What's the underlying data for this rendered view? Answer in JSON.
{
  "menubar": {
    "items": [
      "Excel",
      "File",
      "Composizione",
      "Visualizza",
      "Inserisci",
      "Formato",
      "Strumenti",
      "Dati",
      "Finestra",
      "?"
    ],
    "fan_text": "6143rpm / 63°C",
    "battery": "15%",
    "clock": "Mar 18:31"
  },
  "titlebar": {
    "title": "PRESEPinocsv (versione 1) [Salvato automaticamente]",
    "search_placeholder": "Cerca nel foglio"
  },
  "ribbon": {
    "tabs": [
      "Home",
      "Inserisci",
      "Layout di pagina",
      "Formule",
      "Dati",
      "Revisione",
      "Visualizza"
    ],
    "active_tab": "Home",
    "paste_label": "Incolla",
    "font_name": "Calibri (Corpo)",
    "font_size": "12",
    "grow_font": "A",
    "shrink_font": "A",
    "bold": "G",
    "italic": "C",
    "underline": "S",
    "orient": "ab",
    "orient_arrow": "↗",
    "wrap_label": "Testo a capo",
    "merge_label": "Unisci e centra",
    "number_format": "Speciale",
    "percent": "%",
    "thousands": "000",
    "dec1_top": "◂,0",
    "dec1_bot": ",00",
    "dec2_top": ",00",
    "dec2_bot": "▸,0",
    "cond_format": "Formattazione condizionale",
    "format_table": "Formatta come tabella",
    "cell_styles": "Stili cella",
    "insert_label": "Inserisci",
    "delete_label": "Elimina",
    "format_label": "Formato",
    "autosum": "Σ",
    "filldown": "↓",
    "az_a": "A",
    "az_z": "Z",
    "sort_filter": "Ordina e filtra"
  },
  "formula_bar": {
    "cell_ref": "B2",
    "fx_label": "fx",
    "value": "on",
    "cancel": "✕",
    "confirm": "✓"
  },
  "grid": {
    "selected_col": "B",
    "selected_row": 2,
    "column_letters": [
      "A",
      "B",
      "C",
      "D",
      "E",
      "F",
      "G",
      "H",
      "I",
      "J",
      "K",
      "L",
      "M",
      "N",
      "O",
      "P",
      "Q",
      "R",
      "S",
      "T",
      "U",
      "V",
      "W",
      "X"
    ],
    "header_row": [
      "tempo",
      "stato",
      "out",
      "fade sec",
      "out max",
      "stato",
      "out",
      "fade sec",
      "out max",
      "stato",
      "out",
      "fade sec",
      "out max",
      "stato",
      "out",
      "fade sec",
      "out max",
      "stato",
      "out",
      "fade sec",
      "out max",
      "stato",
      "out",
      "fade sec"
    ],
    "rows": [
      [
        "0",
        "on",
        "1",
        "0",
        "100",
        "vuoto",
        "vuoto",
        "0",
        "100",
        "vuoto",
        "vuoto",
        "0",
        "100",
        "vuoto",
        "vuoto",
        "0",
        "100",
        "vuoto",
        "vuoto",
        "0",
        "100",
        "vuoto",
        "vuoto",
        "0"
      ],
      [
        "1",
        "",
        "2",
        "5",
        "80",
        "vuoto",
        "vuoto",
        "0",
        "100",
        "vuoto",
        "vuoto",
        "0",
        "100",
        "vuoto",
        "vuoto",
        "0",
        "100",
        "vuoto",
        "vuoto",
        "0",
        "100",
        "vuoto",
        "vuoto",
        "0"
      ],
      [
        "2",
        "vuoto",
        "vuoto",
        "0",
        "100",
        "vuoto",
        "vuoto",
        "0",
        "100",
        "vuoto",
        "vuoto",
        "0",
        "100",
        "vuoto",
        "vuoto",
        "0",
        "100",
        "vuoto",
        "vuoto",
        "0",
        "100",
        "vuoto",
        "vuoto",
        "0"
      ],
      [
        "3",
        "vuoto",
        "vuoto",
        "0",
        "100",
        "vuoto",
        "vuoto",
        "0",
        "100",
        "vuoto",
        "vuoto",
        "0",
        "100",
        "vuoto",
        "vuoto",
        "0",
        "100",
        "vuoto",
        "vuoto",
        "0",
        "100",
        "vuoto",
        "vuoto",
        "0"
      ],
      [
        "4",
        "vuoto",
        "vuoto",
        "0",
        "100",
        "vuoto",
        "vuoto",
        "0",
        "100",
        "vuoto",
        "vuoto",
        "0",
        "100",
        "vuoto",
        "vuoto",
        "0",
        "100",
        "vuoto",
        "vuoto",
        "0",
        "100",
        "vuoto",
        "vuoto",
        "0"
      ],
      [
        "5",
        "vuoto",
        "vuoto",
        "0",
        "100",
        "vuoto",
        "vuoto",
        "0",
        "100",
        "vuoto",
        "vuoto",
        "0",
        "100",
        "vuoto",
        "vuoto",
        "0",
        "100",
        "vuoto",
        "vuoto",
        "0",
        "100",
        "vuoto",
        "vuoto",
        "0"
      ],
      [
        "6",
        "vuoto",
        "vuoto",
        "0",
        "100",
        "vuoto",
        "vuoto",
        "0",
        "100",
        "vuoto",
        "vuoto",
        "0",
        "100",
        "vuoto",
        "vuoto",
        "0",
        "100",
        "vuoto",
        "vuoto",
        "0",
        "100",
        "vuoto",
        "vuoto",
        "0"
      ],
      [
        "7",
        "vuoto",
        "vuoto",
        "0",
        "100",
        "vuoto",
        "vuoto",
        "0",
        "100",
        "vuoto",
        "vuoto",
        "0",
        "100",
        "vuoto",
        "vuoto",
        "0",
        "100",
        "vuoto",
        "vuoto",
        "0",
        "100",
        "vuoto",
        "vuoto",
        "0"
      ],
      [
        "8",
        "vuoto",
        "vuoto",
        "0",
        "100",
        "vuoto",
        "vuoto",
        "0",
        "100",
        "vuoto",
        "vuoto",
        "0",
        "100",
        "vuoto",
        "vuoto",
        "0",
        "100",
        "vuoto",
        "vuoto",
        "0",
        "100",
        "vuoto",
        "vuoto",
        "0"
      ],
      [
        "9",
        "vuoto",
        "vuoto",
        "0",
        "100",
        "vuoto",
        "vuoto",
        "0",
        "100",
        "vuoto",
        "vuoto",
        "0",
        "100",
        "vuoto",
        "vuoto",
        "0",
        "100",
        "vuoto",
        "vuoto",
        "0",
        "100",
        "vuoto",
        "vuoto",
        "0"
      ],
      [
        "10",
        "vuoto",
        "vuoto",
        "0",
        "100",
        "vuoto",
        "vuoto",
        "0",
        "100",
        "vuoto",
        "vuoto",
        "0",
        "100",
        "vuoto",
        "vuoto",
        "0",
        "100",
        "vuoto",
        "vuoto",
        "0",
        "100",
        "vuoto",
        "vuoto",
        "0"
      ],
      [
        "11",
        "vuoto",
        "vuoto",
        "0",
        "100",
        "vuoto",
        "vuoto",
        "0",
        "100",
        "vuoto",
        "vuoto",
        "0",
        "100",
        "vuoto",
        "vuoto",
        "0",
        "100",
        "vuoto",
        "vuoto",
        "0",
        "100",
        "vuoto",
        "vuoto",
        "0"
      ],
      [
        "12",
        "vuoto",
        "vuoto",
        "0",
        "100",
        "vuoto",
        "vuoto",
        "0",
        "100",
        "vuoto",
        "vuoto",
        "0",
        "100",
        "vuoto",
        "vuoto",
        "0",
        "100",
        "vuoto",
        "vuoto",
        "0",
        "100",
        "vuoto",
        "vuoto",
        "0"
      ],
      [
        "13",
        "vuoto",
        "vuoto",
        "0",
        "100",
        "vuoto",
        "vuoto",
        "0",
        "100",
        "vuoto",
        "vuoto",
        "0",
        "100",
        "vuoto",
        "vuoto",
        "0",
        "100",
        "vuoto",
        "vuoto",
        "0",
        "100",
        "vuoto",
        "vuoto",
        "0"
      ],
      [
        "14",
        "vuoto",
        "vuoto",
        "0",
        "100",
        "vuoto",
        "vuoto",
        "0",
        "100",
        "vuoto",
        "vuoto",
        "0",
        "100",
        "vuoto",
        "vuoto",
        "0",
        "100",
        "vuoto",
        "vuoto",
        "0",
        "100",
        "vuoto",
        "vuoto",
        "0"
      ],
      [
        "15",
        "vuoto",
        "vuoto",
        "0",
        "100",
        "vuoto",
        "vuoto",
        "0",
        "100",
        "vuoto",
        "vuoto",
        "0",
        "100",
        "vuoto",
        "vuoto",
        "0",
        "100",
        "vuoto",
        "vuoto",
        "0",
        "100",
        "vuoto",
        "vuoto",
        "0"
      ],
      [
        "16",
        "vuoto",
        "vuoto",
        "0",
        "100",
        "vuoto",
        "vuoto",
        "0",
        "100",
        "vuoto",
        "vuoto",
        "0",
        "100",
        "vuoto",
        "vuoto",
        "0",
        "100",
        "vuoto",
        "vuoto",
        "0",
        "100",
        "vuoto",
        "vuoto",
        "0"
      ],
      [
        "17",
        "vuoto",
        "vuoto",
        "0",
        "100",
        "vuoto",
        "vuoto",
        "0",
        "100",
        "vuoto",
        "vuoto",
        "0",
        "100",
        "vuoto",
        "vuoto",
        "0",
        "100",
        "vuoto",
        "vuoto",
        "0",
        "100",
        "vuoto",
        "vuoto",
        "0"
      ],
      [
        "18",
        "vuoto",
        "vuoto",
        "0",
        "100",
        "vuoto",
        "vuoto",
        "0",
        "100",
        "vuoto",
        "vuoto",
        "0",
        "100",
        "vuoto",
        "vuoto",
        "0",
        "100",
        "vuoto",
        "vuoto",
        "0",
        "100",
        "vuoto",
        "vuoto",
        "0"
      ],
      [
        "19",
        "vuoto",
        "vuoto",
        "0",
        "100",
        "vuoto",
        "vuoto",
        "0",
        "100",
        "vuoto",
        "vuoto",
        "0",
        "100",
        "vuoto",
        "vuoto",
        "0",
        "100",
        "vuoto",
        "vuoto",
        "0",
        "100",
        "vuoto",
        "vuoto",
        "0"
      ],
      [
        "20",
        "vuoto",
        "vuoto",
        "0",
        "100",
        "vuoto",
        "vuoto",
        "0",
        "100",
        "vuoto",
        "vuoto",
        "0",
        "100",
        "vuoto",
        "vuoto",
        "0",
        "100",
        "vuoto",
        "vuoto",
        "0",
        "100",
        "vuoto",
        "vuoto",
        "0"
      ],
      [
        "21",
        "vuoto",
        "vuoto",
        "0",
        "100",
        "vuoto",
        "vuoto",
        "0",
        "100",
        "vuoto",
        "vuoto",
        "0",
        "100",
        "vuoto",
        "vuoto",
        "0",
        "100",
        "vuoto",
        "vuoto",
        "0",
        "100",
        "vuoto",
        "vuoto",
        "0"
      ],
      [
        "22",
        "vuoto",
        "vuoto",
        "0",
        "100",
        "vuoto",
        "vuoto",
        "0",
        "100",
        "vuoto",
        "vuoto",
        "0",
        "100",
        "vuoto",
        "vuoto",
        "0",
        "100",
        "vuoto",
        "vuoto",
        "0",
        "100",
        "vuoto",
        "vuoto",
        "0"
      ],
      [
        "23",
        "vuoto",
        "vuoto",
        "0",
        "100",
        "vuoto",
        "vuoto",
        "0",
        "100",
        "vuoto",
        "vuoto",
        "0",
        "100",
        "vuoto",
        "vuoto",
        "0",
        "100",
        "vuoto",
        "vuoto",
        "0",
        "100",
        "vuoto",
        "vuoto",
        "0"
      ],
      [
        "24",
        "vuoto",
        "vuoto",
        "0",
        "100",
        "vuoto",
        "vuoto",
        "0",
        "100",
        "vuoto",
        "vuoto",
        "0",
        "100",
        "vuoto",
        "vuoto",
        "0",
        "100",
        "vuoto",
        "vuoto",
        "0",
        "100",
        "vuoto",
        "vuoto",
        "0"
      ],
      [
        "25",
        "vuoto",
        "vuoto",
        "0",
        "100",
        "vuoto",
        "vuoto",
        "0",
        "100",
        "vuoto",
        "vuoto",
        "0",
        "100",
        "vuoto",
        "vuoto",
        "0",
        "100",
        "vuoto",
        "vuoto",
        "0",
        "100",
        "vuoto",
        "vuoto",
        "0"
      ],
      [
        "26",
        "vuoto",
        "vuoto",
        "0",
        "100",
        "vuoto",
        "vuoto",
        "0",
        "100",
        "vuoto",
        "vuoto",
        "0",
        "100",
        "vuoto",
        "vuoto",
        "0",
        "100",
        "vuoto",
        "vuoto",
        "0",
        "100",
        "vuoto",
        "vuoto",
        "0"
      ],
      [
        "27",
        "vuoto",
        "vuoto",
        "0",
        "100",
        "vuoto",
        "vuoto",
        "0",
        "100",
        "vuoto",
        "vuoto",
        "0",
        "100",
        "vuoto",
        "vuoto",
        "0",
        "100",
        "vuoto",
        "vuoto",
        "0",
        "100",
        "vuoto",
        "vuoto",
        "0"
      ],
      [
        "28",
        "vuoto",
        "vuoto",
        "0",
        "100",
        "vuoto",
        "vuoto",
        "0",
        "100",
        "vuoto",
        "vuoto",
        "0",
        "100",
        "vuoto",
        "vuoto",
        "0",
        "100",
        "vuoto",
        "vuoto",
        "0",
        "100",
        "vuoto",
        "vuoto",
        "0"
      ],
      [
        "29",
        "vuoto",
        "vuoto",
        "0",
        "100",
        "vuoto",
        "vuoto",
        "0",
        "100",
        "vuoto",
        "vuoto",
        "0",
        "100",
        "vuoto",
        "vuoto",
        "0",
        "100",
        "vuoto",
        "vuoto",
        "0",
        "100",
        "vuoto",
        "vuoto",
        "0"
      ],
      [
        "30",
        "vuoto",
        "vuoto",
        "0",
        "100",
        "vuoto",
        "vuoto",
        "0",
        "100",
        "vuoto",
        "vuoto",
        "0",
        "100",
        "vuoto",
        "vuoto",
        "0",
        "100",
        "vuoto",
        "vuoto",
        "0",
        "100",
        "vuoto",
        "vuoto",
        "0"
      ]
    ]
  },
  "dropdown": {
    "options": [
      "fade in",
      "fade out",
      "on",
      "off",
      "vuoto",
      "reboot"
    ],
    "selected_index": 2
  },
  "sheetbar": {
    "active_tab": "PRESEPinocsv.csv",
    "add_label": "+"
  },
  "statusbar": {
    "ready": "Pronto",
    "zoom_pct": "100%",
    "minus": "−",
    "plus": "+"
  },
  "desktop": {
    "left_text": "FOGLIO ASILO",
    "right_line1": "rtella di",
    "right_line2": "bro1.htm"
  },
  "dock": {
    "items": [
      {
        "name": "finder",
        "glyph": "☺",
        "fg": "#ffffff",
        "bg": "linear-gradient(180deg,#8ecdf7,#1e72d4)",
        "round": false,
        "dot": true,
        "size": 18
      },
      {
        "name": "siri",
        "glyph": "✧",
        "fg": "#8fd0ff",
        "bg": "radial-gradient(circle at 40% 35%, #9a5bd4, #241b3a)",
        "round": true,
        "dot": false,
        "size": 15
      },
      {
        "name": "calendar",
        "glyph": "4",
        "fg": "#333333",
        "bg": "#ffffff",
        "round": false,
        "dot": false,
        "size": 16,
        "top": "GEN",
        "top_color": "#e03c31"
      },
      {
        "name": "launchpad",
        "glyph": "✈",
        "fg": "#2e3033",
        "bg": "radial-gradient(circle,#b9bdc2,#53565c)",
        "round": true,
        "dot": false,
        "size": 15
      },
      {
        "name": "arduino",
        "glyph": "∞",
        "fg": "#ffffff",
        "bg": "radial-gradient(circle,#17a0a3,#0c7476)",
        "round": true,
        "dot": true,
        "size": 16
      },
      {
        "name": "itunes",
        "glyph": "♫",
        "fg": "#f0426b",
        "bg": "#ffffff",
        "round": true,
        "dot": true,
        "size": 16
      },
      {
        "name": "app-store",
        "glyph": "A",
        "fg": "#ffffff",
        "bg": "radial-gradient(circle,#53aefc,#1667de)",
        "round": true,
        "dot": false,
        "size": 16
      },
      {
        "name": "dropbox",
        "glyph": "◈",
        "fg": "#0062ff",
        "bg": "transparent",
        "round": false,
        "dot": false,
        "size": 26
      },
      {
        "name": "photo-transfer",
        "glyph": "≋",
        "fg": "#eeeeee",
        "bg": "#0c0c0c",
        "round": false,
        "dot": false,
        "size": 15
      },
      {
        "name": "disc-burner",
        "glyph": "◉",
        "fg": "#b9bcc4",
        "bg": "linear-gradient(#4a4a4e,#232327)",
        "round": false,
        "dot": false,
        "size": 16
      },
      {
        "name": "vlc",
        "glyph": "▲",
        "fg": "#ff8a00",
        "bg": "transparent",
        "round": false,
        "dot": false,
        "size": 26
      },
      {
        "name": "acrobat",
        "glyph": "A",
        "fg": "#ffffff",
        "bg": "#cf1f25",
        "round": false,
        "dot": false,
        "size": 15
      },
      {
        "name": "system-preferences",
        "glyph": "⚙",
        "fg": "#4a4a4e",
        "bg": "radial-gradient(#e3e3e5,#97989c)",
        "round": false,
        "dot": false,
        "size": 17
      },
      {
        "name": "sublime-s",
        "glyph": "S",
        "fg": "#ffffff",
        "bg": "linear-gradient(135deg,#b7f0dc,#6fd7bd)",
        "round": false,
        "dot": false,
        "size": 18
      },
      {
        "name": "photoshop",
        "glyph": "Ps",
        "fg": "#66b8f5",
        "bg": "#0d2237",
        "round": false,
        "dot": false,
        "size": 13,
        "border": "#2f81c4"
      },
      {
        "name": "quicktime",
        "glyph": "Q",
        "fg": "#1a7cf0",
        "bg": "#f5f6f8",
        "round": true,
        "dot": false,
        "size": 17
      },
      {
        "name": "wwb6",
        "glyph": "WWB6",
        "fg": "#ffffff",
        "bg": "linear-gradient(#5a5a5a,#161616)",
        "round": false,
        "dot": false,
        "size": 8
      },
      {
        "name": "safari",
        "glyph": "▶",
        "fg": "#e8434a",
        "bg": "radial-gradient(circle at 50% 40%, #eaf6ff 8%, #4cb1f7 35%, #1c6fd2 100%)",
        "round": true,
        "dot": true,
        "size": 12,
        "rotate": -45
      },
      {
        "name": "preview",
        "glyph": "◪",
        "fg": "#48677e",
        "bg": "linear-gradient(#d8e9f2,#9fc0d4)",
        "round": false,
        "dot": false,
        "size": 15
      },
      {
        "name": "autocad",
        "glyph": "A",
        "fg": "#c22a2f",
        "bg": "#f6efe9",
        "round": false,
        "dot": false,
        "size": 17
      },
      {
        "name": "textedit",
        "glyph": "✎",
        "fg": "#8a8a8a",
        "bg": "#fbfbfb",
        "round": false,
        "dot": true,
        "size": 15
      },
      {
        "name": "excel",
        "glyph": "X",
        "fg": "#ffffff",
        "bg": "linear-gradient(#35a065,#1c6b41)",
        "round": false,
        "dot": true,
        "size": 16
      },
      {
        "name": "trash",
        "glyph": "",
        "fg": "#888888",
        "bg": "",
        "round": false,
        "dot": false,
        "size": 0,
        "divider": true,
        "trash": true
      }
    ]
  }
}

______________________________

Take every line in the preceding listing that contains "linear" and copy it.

        "bg": "linear-gradient(180deg,#8ecdf7,#1e72d4)",
        "bg": "linear-gradient(#4a4a4e,#232327)",
        "bg": "linear-gradient(135deg,#b7f0dc,#6fd7bd)",
        "bg": "linear-gradient(#5a5a5a,#161616)",
        "bg": "linear-gradient(#d8e9f2,#9fc0d4)",
        "bg": "linear-gradient(#35a065,#1c6b41)",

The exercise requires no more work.